A new study shows that patients with coronary heart disease are at greater risk of having cognitive decline later on.
Researchers found that scores on cognitive function, including verbal memory and orientation of time, declined faster after patients received a diagnosis of heart disease than those who did not.
The study was published Monday in the Journal of the American College of Cardiology.
The director of research for the Rush Heart Center for Women and a cognitive neurologist at its Cardiology Cognitive Clinic Dr. Neelum Aggarwal said, “This study adds to the increasing body of literature that showcases how the heart and brain work together.” She was not part of the study.
She wrote in an email, “We are now seeing more issues related to cognitive function from heart disease as more people are living longer, and also undergoing more heart procedures, and placed on medications.”
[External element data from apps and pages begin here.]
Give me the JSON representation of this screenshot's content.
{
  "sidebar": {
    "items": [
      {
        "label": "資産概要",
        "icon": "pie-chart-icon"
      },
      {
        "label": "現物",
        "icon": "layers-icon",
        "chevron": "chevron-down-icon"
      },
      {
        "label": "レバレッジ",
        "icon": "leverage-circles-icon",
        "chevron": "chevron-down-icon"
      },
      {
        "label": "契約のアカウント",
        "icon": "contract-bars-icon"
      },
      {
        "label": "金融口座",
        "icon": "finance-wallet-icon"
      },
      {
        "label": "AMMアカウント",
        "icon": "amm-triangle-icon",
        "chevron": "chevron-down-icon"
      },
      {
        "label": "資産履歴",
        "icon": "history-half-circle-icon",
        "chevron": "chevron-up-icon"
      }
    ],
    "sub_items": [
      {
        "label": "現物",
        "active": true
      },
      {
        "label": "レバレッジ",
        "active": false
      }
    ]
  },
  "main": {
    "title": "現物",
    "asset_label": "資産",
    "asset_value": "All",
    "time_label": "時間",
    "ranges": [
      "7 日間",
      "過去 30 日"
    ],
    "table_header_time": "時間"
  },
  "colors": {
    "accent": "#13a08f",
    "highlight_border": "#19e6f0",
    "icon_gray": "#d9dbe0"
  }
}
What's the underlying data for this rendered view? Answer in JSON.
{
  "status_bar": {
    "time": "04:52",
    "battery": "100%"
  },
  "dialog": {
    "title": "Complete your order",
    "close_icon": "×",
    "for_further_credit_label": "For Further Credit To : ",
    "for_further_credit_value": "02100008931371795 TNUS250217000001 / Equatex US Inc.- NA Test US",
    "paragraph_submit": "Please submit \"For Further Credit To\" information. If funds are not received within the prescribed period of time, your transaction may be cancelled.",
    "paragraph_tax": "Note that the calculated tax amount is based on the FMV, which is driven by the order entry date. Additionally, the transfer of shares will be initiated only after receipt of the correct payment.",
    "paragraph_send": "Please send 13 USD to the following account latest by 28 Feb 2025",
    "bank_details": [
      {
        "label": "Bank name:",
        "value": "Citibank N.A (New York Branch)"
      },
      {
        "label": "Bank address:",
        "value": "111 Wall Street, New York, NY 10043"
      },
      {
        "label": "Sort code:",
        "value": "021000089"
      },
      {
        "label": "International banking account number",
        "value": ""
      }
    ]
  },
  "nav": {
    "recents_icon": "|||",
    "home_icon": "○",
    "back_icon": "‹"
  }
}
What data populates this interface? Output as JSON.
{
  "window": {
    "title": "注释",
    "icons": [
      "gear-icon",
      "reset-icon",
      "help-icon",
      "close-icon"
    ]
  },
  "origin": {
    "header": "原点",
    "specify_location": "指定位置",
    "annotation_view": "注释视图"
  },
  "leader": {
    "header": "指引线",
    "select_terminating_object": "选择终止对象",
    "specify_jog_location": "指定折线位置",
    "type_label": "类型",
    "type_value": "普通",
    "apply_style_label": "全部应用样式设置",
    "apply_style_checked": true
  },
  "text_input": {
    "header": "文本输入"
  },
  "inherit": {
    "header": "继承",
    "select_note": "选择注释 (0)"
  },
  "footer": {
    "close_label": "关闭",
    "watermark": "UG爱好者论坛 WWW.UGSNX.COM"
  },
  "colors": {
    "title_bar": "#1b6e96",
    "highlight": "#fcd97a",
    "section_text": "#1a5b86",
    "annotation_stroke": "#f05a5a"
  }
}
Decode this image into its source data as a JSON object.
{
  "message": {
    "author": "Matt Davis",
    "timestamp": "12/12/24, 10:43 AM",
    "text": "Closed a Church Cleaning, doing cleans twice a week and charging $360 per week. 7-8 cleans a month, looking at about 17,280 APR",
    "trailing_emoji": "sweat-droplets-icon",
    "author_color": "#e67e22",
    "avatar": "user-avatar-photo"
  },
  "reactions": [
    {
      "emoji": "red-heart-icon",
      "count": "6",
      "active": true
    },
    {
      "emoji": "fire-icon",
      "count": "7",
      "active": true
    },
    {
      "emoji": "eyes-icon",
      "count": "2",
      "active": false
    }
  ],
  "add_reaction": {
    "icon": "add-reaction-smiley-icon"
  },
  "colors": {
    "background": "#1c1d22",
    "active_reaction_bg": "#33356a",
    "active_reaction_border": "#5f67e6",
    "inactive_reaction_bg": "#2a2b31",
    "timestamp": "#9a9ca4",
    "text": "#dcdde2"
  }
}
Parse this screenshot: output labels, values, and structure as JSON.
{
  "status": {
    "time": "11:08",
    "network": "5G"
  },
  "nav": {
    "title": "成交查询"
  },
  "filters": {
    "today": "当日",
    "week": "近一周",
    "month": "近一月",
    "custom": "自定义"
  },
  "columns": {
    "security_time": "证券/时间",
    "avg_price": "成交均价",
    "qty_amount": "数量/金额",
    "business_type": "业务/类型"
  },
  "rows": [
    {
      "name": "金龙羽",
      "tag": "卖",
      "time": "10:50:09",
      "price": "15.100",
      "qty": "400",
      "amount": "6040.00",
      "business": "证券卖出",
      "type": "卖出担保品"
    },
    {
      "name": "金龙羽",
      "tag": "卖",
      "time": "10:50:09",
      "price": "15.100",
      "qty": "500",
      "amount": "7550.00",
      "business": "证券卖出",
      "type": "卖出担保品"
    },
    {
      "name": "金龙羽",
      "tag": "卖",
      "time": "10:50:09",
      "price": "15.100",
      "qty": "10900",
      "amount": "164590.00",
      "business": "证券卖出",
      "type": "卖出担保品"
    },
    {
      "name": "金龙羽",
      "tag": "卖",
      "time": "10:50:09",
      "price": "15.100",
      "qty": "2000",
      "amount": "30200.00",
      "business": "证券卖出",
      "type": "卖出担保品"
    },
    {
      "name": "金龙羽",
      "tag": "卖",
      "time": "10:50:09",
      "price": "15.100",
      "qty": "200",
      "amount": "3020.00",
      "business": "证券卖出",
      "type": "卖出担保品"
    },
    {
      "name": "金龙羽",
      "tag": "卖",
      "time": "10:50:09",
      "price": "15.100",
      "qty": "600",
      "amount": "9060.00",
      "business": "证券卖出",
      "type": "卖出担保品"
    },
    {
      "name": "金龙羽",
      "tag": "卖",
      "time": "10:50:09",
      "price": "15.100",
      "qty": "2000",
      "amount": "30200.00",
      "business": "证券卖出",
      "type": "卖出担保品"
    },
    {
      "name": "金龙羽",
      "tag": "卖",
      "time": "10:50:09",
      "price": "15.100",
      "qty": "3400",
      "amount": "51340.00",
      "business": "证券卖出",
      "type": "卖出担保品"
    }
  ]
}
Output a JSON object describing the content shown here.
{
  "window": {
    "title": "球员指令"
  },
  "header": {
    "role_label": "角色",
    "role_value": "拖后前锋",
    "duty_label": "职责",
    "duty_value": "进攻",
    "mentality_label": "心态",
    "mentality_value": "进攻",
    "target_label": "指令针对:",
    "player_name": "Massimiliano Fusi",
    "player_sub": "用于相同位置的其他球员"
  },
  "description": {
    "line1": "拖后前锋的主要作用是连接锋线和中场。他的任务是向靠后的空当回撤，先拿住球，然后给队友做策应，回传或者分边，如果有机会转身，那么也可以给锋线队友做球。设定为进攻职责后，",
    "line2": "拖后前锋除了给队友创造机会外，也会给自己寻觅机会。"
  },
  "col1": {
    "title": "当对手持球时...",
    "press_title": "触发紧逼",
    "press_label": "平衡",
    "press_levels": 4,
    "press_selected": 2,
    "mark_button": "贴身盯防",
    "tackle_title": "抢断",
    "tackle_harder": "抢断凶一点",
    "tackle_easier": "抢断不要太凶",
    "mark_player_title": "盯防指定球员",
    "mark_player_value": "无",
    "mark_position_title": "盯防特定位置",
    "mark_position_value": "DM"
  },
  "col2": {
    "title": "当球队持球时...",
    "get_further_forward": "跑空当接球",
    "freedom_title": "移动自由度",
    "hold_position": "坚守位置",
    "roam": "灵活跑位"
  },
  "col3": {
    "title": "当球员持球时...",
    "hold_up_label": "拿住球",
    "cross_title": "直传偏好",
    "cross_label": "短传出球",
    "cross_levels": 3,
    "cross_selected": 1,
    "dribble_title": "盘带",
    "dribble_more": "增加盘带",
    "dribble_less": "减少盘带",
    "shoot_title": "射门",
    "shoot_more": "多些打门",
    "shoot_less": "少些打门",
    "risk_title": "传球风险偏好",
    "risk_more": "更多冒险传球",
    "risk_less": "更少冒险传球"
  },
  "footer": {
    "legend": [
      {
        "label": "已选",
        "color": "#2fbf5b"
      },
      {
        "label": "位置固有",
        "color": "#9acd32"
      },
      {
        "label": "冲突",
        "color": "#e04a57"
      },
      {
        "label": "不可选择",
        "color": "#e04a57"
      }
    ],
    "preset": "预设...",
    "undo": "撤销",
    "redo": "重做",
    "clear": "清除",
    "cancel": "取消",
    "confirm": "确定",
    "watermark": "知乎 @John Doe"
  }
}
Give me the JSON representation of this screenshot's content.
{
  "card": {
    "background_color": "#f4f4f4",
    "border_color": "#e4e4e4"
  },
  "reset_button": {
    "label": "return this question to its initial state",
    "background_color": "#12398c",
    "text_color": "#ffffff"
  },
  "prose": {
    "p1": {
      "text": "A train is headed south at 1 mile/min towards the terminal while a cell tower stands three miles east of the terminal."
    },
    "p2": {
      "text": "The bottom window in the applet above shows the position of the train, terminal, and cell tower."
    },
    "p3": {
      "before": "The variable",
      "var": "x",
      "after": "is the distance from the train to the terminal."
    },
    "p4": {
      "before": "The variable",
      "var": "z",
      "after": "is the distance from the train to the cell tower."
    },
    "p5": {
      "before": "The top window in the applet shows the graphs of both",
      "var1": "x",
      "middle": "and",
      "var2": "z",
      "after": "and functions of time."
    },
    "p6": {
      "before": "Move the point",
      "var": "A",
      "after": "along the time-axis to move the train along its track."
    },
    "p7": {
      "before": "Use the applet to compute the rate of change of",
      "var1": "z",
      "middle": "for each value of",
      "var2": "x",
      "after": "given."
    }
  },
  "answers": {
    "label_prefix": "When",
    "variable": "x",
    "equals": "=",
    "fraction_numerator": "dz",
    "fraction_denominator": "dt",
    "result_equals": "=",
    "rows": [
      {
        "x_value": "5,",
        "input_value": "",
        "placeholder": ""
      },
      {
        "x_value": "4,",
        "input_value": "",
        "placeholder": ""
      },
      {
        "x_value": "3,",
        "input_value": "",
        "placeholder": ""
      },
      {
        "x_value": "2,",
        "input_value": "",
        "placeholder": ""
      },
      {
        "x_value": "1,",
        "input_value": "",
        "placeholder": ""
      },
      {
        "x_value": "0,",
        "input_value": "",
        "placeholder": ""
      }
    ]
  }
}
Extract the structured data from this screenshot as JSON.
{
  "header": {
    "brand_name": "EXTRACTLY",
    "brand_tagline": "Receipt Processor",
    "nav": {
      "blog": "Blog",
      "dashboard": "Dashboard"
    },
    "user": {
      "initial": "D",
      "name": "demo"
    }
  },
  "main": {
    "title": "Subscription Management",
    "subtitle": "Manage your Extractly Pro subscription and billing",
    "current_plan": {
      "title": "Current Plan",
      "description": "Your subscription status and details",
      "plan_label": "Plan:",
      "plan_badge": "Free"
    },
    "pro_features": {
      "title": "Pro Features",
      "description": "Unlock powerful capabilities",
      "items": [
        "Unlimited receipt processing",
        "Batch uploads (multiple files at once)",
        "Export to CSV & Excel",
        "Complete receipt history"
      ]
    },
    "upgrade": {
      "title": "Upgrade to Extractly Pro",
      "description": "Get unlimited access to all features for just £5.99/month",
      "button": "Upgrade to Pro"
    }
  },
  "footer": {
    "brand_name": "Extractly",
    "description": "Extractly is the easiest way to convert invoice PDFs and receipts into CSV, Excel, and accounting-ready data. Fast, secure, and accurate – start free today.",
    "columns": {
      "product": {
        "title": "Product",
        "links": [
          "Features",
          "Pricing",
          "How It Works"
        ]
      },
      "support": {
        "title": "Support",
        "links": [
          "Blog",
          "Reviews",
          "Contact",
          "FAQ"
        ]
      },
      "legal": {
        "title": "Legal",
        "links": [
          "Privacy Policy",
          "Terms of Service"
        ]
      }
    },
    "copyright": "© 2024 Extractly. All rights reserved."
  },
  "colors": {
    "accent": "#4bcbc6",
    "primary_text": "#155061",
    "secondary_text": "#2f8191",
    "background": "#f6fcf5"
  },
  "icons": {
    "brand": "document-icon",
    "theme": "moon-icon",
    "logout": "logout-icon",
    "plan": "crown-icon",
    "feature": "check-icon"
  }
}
The study authors said previous studies on the issue have often focused on the conditions such as strokes and sometimes changes in cognitive function. However, the new study found a long-term impact on the brain.
The authors noted, “Heart attack patients had a significantly faster memory decline than those with an incident angina.”
The new study findings suggest there could be a slow process that affects blood flow and the brain; however, how it works is still unclear. It is also unclear whether there could be other external factors. For instance, the authors noted that they could not exclude the impact of medicine and other treatments that clinicians prescribe to patients with newly diagnosed heart disease.
Dr. Aggarwal said, “Teasing out what contributes the most to cognitive decline may be difficult, as persons with heart disease have multiple medical conditions operating at the same time. Medications are a huge factor, including whether they are taken as prescribed.”
Although the changes in cognitive tests appeared relatively small, the study authors said, “Even miniscule differences in cognitive function can result in a substantially increased risk of dementia over several years.” As there is no cure for dementia, it is important to find ways to prevent it, detect it early, and intervene early.
Dr. Aggarwal said, “First step is to encourage patients to tell their physicians about their memory concerns. Often patients don’t mention this.” She encouraged clinicians and patients to go over medicines and make sure they are taken as recommended. She also recommended talking about lifestyle changes that can positively affect your health. She said, “What is good for your heart is good for your head.”